With a deliberate air of, 'Oh, well, please, by all means, enlighten me about a normal day at the office for you,' I probe, "Really? This is how business deals go for you? You talk to your employees this way?"
Now, I have kind of a high voice normally. It can be fairly androgynous if I'm not paying attention to it instead of using my "public speaking/phone voice" and in my "Oh, really?" moment, I may have let it slip. I think between that and my mentioning his employees, it sounded like I caught him off-guard, like he may have mistaken me for a dude when really I wasn't. I can't do justice the attempts he made to try and string enough words together to rationalize what he not only said, but swears he says all the time to everyone else in a professional context.
Going back to what I said about joking around with customers, an operator can play pretty fast and loose with the decency policy, but a manager is no-nonsense. At first, he almost rolled his eyes like, "Ugh, what now?" before leaning it to read my notes. I could tell when he got to the pants-dropping because his eyes went wide, removing all doubt that this was when you put your foot down.
Next thing I know, I'm getting gently shoved aside and taken off the call. Not really hearing the rest of it, I don't know if the call simply ended, if his account got flagged or not, but needless to say he wasn't getting any deals that day. My boss came over to me later to ask if I was all right, if I needed a few minutes. I told him I was more surprised than anything and thought of just ignoring it. He assured me I did the right thing, that while this was hardly the worst situation he'd come across (Hell, I could have told him that), as he put it, "If that's how the call starts, who knows how it's going to end."
What I had dismissed as bravado, locker room lingo, bar swagger, what have you, it turns out may well be hiding something sinister, a quiet corruption. It's not that these things get said or that this way of thinking in and of itself is especially heinous, but the notion that they are defended, even upheld as an essential part of the environment, as if taking it away will somehow negatively affect your business or prohibit you from being the kind of businessman you've built yourself up to be.

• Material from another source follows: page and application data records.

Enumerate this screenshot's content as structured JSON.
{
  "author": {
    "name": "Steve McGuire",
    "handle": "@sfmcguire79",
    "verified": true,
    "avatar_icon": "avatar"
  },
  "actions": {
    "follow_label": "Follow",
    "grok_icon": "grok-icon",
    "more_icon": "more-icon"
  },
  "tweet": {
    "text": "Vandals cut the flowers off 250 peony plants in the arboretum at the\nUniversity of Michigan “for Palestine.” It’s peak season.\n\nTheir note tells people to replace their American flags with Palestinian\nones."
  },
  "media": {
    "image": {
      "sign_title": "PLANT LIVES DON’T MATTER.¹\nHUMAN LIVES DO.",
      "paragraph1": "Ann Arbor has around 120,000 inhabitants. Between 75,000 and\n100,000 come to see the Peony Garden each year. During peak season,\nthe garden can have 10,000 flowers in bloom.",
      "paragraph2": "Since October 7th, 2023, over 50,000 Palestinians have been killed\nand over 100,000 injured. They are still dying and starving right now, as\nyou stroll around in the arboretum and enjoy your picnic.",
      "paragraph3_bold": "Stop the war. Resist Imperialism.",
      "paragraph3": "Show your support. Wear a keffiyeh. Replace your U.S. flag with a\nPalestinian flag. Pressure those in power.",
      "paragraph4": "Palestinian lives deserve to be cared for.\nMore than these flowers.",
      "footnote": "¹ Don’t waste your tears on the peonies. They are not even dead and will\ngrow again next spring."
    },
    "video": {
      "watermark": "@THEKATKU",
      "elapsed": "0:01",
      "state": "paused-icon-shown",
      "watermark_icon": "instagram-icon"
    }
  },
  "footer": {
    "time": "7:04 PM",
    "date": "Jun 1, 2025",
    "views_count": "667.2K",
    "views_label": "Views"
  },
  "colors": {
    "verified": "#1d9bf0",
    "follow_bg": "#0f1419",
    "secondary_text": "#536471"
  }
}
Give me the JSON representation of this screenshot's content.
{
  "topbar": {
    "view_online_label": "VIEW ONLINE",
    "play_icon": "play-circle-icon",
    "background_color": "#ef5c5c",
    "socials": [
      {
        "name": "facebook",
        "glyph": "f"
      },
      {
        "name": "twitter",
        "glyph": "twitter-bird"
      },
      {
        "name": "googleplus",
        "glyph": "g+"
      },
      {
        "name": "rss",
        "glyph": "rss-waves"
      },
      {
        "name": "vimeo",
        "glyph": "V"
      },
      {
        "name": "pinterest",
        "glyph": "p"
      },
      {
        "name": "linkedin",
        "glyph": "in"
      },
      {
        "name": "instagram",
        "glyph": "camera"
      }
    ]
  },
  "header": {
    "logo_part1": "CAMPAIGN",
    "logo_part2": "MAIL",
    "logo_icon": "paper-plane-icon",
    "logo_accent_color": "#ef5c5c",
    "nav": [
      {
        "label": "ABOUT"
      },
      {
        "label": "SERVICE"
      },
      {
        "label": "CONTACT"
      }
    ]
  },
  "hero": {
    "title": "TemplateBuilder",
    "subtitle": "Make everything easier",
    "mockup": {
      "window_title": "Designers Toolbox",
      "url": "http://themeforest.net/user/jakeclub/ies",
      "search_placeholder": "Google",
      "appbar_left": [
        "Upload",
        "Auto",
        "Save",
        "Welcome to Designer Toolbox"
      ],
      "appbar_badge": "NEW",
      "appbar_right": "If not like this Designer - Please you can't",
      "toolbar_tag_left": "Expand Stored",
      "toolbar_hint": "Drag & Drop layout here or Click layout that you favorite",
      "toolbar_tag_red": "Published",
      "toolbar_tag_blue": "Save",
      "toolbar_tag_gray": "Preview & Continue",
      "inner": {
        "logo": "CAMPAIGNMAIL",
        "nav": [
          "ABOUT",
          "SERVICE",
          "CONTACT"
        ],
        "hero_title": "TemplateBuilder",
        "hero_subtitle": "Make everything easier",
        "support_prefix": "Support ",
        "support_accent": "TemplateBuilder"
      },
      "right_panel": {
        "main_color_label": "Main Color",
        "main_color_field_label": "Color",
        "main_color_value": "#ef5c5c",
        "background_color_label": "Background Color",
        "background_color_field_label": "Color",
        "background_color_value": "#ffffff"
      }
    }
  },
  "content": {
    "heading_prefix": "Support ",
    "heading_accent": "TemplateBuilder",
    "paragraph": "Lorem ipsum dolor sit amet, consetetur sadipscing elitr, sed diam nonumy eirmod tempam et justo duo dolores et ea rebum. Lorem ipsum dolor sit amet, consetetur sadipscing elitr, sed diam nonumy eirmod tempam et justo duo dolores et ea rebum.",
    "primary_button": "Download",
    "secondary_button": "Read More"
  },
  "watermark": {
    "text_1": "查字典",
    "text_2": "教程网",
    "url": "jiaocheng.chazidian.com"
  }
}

I'll just say it: that's fucking pathetic.
Like I said, this isn't a #metoo story, but the more I reflect on what this douchebag not only said, but doubled-down on and defended it sans irony, the more I wonder if he's caused some truly awful #metoo stories.
Goodnight, and good luck.